■ YOUR TASK
Reproduce the data below word for word, setting aside any picture it holds.

──────

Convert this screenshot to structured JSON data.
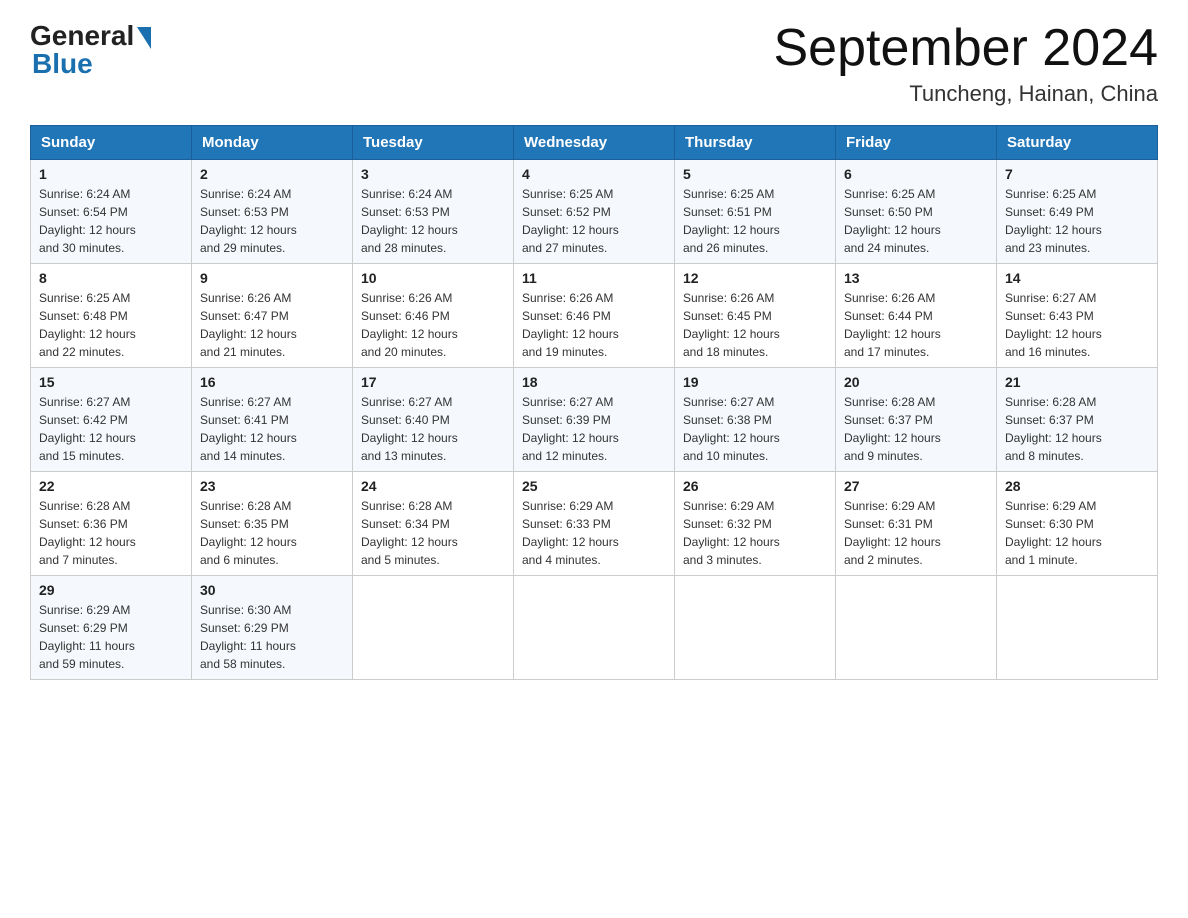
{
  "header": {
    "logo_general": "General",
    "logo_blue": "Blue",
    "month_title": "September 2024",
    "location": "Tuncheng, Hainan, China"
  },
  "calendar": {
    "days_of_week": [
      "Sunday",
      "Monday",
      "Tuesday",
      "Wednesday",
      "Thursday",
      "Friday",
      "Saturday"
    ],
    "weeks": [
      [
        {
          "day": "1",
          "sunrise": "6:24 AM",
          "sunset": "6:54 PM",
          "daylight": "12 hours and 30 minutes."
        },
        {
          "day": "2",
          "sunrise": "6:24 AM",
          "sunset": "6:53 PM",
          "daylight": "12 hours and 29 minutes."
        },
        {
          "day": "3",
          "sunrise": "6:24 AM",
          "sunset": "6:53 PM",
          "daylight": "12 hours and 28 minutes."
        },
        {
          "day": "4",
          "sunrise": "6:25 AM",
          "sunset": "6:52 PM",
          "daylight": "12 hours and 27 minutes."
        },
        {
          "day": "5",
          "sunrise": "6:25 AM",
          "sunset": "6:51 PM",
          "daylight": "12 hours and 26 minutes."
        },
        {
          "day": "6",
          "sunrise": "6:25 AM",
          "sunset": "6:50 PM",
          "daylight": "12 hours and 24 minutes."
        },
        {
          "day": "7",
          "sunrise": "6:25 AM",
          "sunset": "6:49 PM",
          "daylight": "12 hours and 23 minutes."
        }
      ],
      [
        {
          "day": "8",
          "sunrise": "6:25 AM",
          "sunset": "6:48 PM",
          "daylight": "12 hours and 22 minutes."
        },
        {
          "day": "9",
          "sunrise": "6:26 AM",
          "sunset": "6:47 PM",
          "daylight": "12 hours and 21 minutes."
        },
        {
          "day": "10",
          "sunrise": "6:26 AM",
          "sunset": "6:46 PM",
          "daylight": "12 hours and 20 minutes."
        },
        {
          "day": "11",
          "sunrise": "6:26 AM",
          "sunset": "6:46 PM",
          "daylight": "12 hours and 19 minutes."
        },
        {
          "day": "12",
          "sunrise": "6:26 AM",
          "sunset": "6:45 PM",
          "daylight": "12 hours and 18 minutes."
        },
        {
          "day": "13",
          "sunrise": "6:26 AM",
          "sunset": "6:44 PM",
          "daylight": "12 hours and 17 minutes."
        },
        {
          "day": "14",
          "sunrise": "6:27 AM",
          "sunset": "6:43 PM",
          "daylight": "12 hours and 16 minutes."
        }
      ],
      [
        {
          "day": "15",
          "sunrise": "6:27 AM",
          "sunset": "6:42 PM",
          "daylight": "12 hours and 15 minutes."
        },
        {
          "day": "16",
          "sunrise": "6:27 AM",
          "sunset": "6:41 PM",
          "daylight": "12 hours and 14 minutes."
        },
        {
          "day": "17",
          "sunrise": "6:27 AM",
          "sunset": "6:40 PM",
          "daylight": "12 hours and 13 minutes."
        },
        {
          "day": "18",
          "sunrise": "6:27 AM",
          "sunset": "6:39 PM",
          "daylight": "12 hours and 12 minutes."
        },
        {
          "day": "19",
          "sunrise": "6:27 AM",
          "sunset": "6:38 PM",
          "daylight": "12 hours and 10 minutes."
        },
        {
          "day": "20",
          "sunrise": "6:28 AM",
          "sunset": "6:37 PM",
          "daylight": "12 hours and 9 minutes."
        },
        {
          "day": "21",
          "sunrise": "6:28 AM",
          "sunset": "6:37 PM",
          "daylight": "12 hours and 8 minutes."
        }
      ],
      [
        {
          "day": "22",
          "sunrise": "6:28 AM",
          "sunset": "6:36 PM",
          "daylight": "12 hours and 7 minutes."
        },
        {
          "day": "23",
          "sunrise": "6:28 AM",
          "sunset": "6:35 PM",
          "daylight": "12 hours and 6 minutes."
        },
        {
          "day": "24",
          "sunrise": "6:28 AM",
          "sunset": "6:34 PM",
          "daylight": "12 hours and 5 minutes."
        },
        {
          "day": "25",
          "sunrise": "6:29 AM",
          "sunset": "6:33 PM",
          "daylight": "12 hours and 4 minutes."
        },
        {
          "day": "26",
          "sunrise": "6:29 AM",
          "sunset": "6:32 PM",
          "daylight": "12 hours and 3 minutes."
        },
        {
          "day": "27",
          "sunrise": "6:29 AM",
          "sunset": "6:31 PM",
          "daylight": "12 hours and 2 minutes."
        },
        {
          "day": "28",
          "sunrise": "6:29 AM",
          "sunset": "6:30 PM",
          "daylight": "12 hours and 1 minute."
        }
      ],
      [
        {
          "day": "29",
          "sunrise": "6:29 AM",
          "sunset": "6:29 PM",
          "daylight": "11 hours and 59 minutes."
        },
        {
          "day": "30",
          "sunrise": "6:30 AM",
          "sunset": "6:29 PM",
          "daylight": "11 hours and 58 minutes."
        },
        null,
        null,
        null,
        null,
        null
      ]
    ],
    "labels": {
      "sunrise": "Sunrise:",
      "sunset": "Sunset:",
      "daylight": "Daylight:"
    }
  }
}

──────

■ WRITTEN RESPONSE
Convert this screenshot to structured JSON data.
{
  "header": {
    "logo_general": "General",
    "logo_blue": "Blue",
    "month_title": "September 2024",
    "location": "Tuncheng, Hainan, China"
  },
  "calendar": {
    "days_of_week": [
      "Sunday",
      "Monday",
      "Tuesday",
      "Wednesday",
      "Thursday",
      "Friday",
      "Saturday"
    ],
    "weeks": [
      [
        {
          "day": "1",
          "sunrise": "6:24 AM",
          "sunset": "6:54 PM",
          "daylight": "12 hours and 30 minutes."
        },
        {
          "day": "2",
          "sunrise": "6:24 AM",
          "sunset": "6:53 PM",
          "daylight": "12 hours and 29 minutes."
        },
        {
          "day": "3",
          "sunrise": "6:24 AM",
          "sunset": "6:53 PM",
          "daylight": "12 hours and 28 minutes."
        },
        {
          "day": "4",
          "sunrise": "6:25 AM",
          "sunset": "6:52 PM",
          "daylight": "12 hours and 27 minutes."
        },
        {
          "day": "5",
          "sunrise": "6:25 AM",
          "sunset": "6:51 PM",
          "daylight": "12 hours and 26 minutes."
        },
        {
          "day": "6",
          "sunrise": "6:25 AM",
          "sunset": "6:50 PM",
          "daylight": "12 hours and 24 minutes."
        },
        {
          "day": "7",
          "sunrise": "6:25 AM",
          "sunset": "6:49 PM",
          "daylight": "12 hours and 23 minutes."
        }
      ],
      [
        {
          "day": "8",
          "sunrise": "6:25 AM",
          "sunset": "6:48 PM",
          "daylight": "12 hours and 22 minutes."
        },
        {
          "day": "9",
          "sunrise": "6:26 AM",
          "sunset": "6:47 PM",
          "daylight": "12 hours and 21 minutes."
        },
        {
          "day": "10",
          "sunrise": "6:26 AM",
          "sunset": "6:46 PM",
          "daylight": "12 hours and 20 minutes."
        },
        {
          "day": "11",
          "sunrise": "6:26 AM",
          "sunset": "6:46 PM",
          "daylight": "12 hours and 19 minutes."
        },
        {
          "day": "12",
          "sunrise": "6:26 AM",
          "sunset": "6:45 PM",
          "daylight": "12 hours and 18 minutes."
        },
        {
          "day": "13",
          "sunrise": "6:26 AM",
          "sunset": "6:44 PM",
          "daylight": "12 hours and 17 minutes."
        },
        {
          "day": "14",
          "sunrise": "6:27 AM",
          "sunset": "6:43 PM",
          "daylight": "12 hours and 16 minutes."
        }
      ],
      [
        {
          "day": "15",
          "sunrise": "6:27 AM",
          "sunset": "6:42 PM",
          "daylight": "12 hours and 15 minutes."
        },
        {
          "day": "16",
          "sunrise": "6:27 AM",
          "sunset": "6:41 PM",
          "daylight": "12 hours and 14 minutes."
        },
        {
          "day": "17",
          "sunrise": "6:27 AM",
          "sunset": "6:40 PM",
          "daylight": "12 hours and 13 minutes."
        },
        {
          "day": "18",
          "sunrise": "6:27 AM",
          "sunset": "6:39 PM",
          "daylight": "12 hours and 12 minutes."
        },
        {
          "day": "19",
          "sunrise": "6:27 AM",
          "sunset": "6:38 PM",
          "daylight": "12 hours and 10 minutes."
        },
        {
          "day": "20",
          "sunrise": "6:28 AM",
          "sunset": "6:37 PM",
          "daylight": "12 hours and 9 minutes."
        },
        {
          "day": "21",
          "sunrise": "6:28 AM",
          "sunset": "6:37 PM",
          "daylight": "12 hours and 8 minutes."
        }
      ],
      [
        {
          "day": "22",
          "sunrise": "6:28 AM",
          "sunset": "6:36 PM",
          "daylight": "12 hours and 7 minutes."
        },
        {
          "day": "23",
          "sunrise": "6:28 AM",
          "sunset": "6:35 PM",
          "daylight": "12 hours and 6 minutes."
        },
        {
          "day": "24",
          "sunrise": "6:28 AM",
          "sunset": "6:34 PM",
          "daylight": "12 hours and 5 minutes."
        },
        {
          "day": "25",
          "sunrise": "6:29 AM",
          "sunset": "6:33 PM",
          "daylight": "12 hours and 4 minutes."
        },
        {
          "day": "26",
          "sunrise": "6:29 AM",
          "sunset": "6:32 PM",
          "daylight": "12 hours and 3 minutes."
        },
        {
          "day": "27",
          "sunrise": "6:29 AM",
          "sunset": "6:31 PM",
          "daylight": "12 hours and 2 minutes."
        },
        {
          "day": "28",
          "sunrise": "6:29 AM",
          "sunset": "6:30 PM",
          "daylight": "12 hours and 1 minute."
        }
      ],
      [
        {
          "day": "29",
          "sunrise": "6:29 AM",
          "sunset": "6:29 PM",
          "daylight": "11 hours and 59 minutes."
        },
        {
          "day": "30",
          "sunrise": "6:30 AM",
          "sunset": "6:29 PM",
          "daylight": "11 hours and 58 minutes."
        },
        null,
        null,
        null,
        null,
        null
      ]
    ],
    "labels": {
      "sunrise": "Sunrise:",
      "sunset": "Sunset:",
      "daylight": "Daylight:"
    }
  }
}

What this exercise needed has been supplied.